Maybe it’s a smell? Or a taste? Possibly something tangible like an old toy or stomping grounds? Whatever it is for you, our nostalgic subconscious can be triggered before we even realize what hit us, taking us back to a simpler and sometimes fonder time in our mind.
But what is nostalgia exactly? How did it come to be? Why was it viewed as something bad originally? And why is it so important now that we embrace it now?
Sit back, curl up in a ball and grab your favorite childhood stuffed animal because your mind is about to take a ride back in time.
Back in the 17th century, there was a medical student named Johannes Jofer who coined the term Nostos (meaning homecoming) and Algos (meaning a pain or longing). He had studied a group of ill Swiss mercenaries serving abroad, and he noted that the mercs were being discharged based on physical ailments including fatigue, insomnia, irregular heartbeat, indigestion and more. Only, there didn’t seem to be any external disturbance to cause such affects. Rather, he attributed their conditions as something similar to paranoia, and more specifically a melancholy yearning for a specific object or place – in their case, a desire for their homeland.
Nostalgia the Mental Condition
At that point, Nostos Algos became known as a Swiss condition, that is until migration increased and similar conditions were observed in various groups of people who had been separated from their native place for a long period of time. For nearly three centuries, nostalgia was viewed as a neurological disease and something troubling to undergo. By the 20th century, it was even upgraded to a mental condition similar to depression, and Freudian-esque psychologists penned it as the mind’s unwillingness to let go of childhood, even taking it as far as the desire to return to a fetal state.
A Pleasant Look Back
But, like several other ailments and conditions, all that was really needed was simply more research. And after a few more decades of studying nostalgia and its affects, its perception changed in two huge ways. First, it’s meaning changed from home sickness to a more general yearning for the past. And secondly and more significantly, it was dropped as a disease and became viewed as a pleasant experience.
But why? Well, it’s because people who “suffered” from nostalgia were actually proven to show health-induced benefits, including:
- A boost in psychological wellbeing
- Increased feelings of self-esteem
- A greater sense of self belonging
- Psychological growth
- Increased charitable actions
Benefiting On Memories
Psychologists for centuries had seen nostalgia as a cause of mental distress, when all along it had actually been quite the opposite – a restorative way of coping with mental distress and improving personal wellbeing. It became so widely accepted and studied that nostalgia can be seen everywhere by today’s marketing standards. Just take a quick glance at the latest movie releases, band anniversary album tours, throwback fashion and more.
In fact, memories don’t have to simply be associated with vague mental recollections.
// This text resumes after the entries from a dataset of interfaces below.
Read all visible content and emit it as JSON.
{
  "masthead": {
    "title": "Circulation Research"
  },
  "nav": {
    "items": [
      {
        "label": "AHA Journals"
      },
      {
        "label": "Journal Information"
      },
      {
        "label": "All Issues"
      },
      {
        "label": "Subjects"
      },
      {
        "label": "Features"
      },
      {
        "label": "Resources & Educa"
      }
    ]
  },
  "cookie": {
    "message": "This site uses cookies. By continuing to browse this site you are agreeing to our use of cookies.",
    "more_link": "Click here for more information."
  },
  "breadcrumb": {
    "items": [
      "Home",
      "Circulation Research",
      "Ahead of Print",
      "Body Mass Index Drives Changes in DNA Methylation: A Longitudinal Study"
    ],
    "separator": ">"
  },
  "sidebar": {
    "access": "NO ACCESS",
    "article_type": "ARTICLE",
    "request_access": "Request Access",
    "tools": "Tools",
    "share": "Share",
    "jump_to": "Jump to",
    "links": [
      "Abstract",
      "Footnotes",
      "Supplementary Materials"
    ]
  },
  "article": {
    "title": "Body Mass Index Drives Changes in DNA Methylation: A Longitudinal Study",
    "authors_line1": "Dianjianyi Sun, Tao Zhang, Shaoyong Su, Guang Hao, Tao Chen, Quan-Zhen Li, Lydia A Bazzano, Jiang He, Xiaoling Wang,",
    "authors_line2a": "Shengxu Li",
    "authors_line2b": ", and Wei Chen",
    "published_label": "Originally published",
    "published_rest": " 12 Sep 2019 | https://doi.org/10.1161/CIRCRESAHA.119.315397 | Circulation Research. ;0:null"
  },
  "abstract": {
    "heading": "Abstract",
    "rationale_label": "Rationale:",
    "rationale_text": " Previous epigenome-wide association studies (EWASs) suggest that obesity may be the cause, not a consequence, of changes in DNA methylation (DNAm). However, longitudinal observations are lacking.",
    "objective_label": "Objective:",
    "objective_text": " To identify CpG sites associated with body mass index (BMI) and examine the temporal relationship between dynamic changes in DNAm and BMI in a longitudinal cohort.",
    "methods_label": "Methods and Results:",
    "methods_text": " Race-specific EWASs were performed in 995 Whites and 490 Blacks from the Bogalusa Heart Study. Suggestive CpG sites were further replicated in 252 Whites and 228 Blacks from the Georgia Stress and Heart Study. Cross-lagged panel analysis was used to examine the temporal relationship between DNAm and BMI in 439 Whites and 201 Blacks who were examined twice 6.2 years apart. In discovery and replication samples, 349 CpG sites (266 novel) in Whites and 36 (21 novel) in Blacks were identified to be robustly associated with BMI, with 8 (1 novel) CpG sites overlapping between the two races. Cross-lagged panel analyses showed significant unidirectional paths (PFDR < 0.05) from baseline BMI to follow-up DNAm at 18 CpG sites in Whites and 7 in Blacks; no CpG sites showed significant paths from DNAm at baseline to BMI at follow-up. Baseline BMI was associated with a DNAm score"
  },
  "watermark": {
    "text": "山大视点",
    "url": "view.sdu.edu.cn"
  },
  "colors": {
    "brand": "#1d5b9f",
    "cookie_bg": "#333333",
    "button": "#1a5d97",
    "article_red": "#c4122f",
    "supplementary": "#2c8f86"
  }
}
After all, old photo albums and home videos are great examples of tangible vehicles of nostalgia, but they are in danger of fading from existence. At Southtree, our professionals can digitize your old analog media (pictures, film, audio cassettes and more), converting them to DVD, thumb drive and the cloud, so that your lifetime of nostalgia lasts for generations to come.
While it was once seen as a “condition” of being stuck in the past, research has proven that isn’t what nostalgia is about or how it works. Instead, nostalgia is one of the best personal tools to help us remember that our lives can have meaning and value by giving us the confidence and motivation to face the challenges of the future by embracing the past.